    Background and Aims
    A small but significant proportion of patients with Barrett’s esophagus (BE) have persistent dysplasia or intestinal metaplasia (IM) after treatment with radiofrequency ablation (RFA). Cryotherapy is a cold-based ablative modality that is increasingly being used in this setting. We aimed to better understand the efficacy of second-line cryotherapy in patients with BE who have persistent dysplasia or IM after RFA by conducting a systematic review and meta-analysis. Methods
    We performed a systematic literature search of Pubmed, EMBASE, and Web of Science through September 1, 2017. Articles were included for meta-analysis based on the following inclusion criteria: ≥5 patients with BE treated with RFA had persistent dysplasia or IM; they subsequently underwent ≥1 session of cryotherapy with follow-up endoscopy; the proportions of patients achieving complete eradication of dysplasia (CE-D) and/or IM (CE-IM) were reported. The main outcomes were pooled proportions of CE-D and CE-IM by using a random effects model. Results
    Eleven studies making up 148 patients with BE treated with cryotherapy for persistent dysplasia or IM after RFA were included. The pooled proportion of CE-D was 76.0% (95% confidence interval [CI] 57.7-88.0), with substantial heterogeneity (I2 = 62%). The pooled proportion of CE-IM was 45.9% (95% CI, 32.0-60.5) with moderate heterogeneity (I2 = 57%). Multiple preplanned subgroup analyses did not sufficiently explain the heterogeneity. Adverse effects were reported in 6.7% of patients. Conclusion
    Cryotherapy successfully achieved CE-D in three fourths and CE-IM in half of patients with BE who did not respond to initial RFA. Considering its favorable safety profile, cryotherapy may be a viable second-line option for this therapeutically challenging cohort of patients with BE, but higher-quality studies validating this remain warranted.
  • Thoughts of the safety and efficacy of EUS-guided cyst ablation with the use of lauromacrogol

  • Radiofrequency ablation combined with biliary stent placement versus stent placement alone for malignant biliary strictures: a systematic review and meta-analysis

    Background and Aims
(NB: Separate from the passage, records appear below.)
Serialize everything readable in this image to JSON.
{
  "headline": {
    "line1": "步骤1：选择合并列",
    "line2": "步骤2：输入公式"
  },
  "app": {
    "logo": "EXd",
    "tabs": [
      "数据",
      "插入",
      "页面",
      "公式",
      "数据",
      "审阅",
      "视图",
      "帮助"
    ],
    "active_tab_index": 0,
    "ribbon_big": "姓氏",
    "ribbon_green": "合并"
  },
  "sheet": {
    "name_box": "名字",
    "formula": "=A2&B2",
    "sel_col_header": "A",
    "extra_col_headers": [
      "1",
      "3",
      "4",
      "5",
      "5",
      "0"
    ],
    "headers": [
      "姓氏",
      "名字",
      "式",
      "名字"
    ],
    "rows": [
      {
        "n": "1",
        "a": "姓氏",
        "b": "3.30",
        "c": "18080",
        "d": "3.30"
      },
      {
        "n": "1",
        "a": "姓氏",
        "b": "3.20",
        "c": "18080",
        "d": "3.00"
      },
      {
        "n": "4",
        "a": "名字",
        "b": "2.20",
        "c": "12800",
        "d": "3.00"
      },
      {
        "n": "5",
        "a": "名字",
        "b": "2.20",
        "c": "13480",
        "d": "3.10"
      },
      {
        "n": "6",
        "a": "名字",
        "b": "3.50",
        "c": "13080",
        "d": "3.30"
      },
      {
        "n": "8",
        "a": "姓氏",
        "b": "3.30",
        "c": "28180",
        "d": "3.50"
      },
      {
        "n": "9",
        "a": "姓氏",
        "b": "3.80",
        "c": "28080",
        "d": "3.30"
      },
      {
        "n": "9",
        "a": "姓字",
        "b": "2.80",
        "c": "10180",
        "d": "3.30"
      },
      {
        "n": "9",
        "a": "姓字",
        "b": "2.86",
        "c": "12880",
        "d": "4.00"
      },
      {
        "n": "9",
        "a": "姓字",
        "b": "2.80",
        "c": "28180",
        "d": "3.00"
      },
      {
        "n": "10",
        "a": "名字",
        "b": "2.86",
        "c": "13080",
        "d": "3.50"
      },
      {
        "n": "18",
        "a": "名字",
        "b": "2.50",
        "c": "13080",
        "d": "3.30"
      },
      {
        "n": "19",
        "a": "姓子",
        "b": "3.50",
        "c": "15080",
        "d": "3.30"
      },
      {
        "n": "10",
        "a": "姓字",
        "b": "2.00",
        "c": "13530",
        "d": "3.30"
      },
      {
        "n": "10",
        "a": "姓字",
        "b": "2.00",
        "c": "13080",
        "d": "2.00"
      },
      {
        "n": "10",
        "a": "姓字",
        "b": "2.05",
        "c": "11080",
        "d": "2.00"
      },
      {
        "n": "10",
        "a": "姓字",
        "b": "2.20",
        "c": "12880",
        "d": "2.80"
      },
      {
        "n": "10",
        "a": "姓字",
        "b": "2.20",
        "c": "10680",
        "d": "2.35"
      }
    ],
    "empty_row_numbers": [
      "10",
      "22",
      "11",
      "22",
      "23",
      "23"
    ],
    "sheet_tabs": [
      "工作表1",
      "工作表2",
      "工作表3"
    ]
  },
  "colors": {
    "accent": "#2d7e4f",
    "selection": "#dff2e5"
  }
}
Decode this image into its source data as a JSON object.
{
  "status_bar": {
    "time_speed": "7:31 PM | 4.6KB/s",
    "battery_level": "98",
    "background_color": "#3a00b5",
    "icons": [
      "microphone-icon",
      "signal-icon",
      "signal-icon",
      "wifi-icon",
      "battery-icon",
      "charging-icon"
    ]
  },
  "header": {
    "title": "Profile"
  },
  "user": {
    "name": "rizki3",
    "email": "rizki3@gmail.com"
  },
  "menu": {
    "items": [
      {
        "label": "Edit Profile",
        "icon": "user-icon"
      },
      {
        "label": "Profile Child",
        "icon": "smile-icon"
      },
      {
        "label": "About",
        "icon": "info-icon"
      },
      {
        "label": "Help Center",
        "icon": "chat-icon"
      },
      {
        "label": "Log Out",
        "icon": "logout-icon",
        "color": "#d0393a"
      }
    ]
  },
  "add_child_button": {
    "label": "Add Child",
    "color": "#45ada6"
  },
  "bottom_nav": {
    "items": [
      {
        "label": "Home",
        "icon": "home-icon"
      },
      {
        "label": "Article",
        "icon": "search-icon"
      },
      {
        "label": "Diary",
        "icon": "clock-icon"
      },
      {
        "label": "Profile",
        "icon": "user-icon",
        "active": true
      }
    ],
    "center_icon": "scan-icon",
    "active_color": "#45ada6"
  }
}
    Unresectable malignant biliary strictures are generally managed by palliative stent placement for drainage of biliary tree. Recently, radiofrequency ablation (RFA) has been used to improve the patency of biliary stents in these patients. Several studies have evaluated the effectiveness of biliary stent placement with RFA on stent patency and patient survival with variable results. We performed this meta-analysis to evaluate the efficacy and safety of biliary stent placement with RFA compared with stent placement alone in patients with malignant biliary strictures. Methods
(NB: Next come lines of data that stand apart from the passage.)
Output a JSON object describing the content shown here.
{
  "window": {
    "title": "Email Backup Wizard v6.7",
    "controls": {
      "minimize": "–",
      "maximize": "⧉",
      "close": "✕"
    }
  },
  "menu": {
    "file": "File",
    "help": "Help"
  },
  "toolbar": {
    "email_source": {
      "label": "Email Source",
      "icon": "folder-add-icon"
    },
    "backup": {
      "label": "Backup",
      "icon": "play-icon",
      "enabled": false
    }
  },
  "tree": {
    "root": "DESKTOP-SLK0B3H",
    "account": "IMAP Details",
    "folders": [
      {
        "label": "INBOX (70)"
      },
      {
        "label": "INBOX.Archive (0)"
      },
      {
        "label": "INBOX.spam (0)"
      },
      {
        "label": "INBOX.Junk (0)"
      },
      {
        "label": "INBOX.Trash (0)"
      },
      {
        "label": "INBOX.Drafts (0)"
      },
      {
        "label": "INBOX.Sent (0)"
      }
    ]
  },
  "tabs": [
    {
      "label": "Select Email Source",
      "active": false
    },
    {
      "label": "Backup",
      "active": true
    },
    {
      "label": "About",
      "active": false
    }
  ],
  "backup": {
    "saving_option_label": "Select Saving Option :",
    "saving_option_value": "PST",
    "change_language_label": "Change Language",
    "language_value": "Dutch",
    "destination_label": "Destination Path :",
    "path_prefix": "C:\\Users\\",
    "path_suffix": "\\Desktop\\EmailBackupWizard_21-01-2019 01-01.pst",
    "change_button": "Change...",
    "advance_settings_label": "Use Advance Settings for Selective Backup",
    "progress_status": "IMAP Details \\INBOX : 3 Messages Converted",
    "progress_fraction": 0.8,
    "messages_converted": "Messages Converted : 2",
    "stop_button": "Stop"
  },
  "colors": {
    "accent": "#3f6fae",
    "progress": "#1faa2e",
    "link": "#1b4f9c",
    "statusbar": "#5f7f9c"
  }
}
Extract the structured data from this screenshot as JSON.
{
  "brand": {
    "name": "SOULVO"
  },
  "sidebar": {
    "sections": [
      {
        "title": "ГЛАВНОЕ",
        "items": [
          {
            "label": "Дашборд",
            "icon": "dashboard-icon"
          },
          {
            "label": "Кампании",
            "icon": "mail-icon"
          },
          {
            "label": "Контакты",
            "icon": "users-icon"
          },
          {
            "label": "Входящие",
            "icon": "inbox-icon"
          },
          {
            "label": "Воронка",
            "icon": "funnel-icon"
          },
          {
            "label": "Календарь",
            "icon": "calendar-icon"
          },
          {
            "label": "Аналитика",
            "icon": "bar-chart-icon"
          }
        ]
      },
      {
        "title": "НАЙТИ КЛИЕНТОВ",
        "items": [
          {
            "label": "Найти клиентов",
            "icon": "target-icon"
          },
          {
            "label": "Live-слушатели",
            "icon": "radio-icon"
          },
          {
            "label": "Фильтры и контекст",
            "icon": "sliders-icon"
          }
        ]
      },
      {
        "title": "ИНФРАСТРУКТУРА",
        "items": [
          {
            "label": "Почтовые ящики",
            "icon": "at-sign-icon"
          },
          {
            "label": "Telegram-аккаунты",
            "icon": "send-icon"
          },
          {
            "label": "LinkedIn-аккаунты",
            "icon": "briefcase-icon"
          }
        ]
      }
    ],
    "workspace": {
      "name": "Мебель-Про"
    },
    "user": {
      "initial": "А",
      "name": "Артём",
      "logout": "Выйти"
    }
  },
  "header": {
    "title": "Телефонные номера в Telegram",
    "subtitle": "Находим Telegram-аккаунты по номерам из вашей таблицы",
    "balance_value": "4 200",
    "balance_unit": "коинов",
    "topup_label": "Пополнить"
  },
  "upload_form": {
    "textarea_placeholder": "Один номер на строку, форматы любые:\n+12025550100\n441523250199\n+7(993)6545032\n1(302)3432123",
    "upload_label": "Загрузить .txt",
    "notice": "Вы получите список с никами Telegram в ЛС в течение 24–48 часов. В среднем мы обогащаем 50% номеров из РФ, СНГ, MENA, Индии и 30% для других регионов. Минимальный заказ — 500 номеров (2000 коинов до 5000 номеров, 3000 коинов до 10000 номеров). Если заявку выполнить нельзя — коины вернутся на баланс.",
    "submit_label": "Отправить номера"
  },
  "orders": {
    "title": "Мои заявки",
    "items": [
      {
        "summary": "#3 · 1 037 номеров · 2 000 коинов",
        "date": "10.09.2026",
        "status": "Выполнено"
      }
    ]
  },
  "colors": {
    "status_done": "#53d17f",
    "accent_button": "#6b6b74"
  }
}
    We performed a comprehensive search of electronic databases for all studies comparing RFA with biliary stent placement versus stent placement only. Measured outcomes included patient survival, stent patency, and procedure-related adverse events. An inverse variance method was used to pool data on stent patency into a random-effects model. Cox-regression analysis was used to calculate hazard ratio for survival analysis. We used the Grading of Recommendations, Assessment, Development and Evaluation (GRADE) framework to interpret our findings. Results
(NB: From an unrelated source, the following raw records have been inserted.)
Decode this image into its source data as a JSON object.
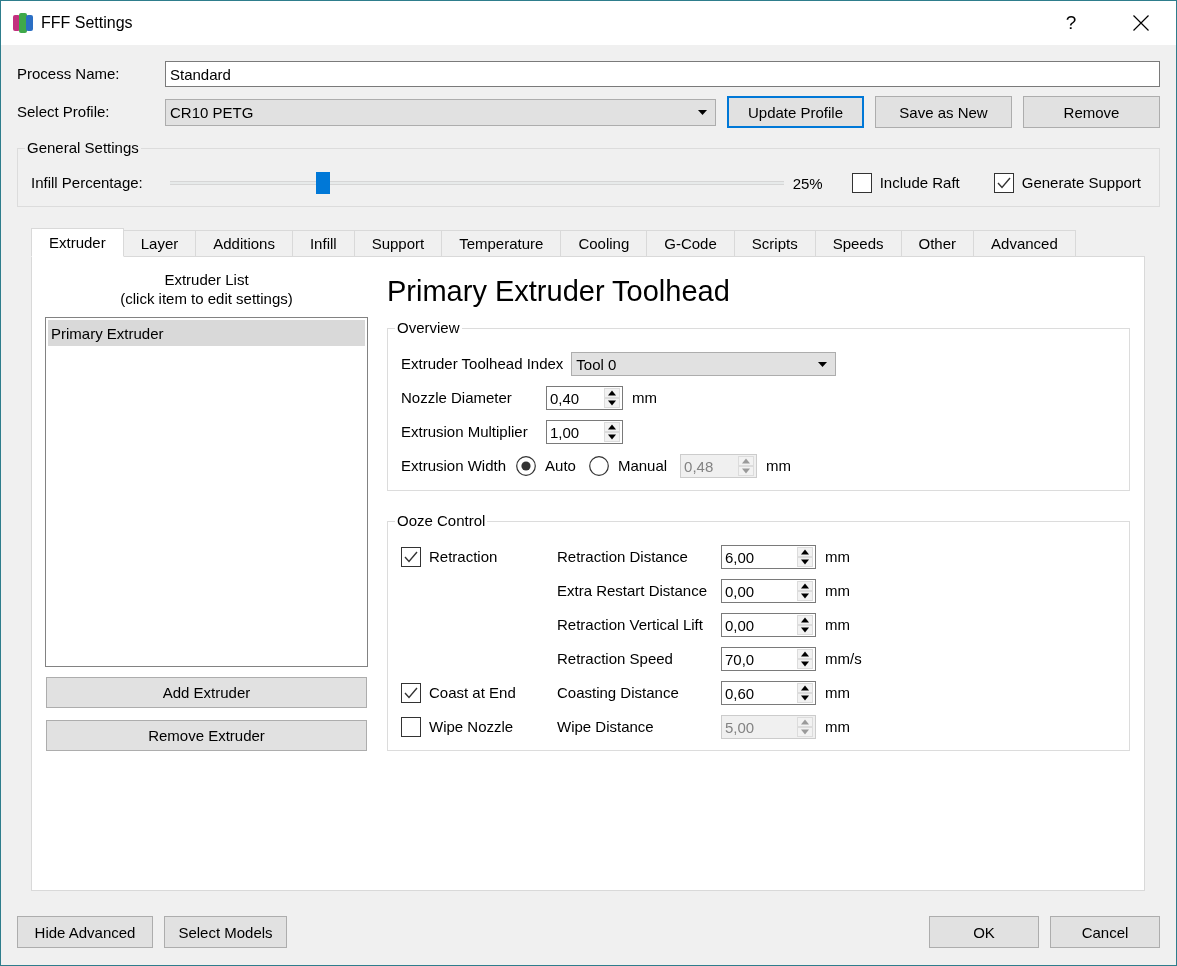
{
  "window": {
    "title": "FFF Settings",
    "help": "?"
  },
  "process_name": {
    "label": "Process Name:",
    "value": "Standard"
  },
  "profile": {
    "label": "Select Profile:",
    "value": "CR10 PETG",
    "buttons": [
      {
        "label": "Update Profile",
        "focused": true
      },
      {
        "label": "Save as New",
        "focused": false
      },
      {
        "label": "Remove",
        "focused": false
      }
    ]
  },
  "general_settings": {
    "title": "General Settings",
    "infill": {
      "label": "Infill Percentage:",
      "level": 0.25,
      "reading": "25%"
    },
    "options": [
      {
        "label": "Include Raft",
        "checked": false
      },
      {
        "label": "Generate Support",
        "checked": true
      }
    ]
  },
  "tabs": [
    {
      "label": "Extruder",
      "selected": true
    },
    {
      "label": "Layer",
      "selected": false
    },
    {
      "label": "Additions",
      "selected": false
    },
    {
      "label": "Infill",
      "selected": false
    },
    {
      "label": "Support",
      "selected": false
    },
    {
      "label": "Temperature",
      "selected": false
    },
    {
      "label": "Cooling",
      "selected": false
    },
    {
      "label": "G-Code",
      "selected": false
    },
    {
      "label": "Scripts",
      "selected": false
    },
    {
      "label": "Speeds",
      "selected": false
    },
    {
      "label": "Other",
      "selected": false
    },
    {
      "label": "Advanced",
      "selected": false
    }
  ],
  "extruder_list": {
    "title": "Extruder List",
    "hint": "(click item to edit settings)",
    "items": [
      {
        "label": "Primary Extruder",
        "selected": true
      }
    ],
    "buttons": [
      "Add Extruder",
      "Remove Extruder"
    ]
  },
  "toolhead": {
    "heading": "Primary Extruder Toolhead",
    "overview": {
      "title": "Overview",
      "rows": [
        {
          "kind": "dropdown",
          "label": "Extruder Toolhead Index",
          "value": "Tool 0",
          "disabled": false
        },
        {
          "kind": "spin",
          "label": "Nozzle Diameter",
          "value": "0,40",
          "unit": "mm",
          "disabled": false
        },
        {
          "kind": "spin",
          "label": "Extrusion Multiplier",
          "value": "1,00",
          "disabled": false
        },
        {
          "kind": "radio",
          "label": "Extrusion Width",
          "options": [
            {
              "label": "Auto",
              "selected": true
            },
            {
              "label": "Manual",
              "selected": false
            }
          ],
          "value": "0,48",
          "unit": "mm",
          "disabled": true
        }
      ]
    },
    "ooze_control": {
      "title": "Ooze Control",
      "rows": [
        {
          "toggle": {
            "label": "Retraction",
            "checked": true
          },
          "label": "Retraction Distance",
          "value": "6,00",
          "unit": "mm",
          "disabled": false
        },
        {
          "label": "Extra Restart Distance",
          "value": "0,00",
          "unit": "mm",
          "disabled": false
        },
        {
          "label": "Retraction Vertical Lift",
          "value": "0,00",
          "unit": "mm",
          "disabled": false
        },
        {
          "label": "Retraction Speed",
          "value": "70,0",
          "unit": "mm/s",
          "disabled": false
        },
        {
          "toggle": {
            "label": "Coast at End",
            "checked": true
          },
          "label": "Coasting Distance",
          "value": "0,60",
          "unit": "mm",
          "disabled": false
        },
        {
          "toggle": {
            "label": "Wipe Nozzle",
            "checked": false
          },
          "label": "Wipe Distance",
          "value": "5,00",
          "unit": "mm",
          "disabled": true
        }
      ]
    }
  },
  "footer": {
    "left_buttons": [
      "Hide Advanced",
      "Select Models"
    ],
    "right_buttons": [
      "OK",
      "Cancel"
    ]
  }
}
    Nine studies (including 2 abstracts) with a total of 505 patients were included in the meta-analysis. The pooled weighted mean difference in stent patency was 50.6 days (95% confidence interval [CI], 32.83-68.48), favoring patients receiving RFA. Pooled survival analysis of the reconstructed Kaplan-Meier data showed improved survival in patients treated with RFA (hazard ratio, 1.395; 95% CI, 1.145-1.7; P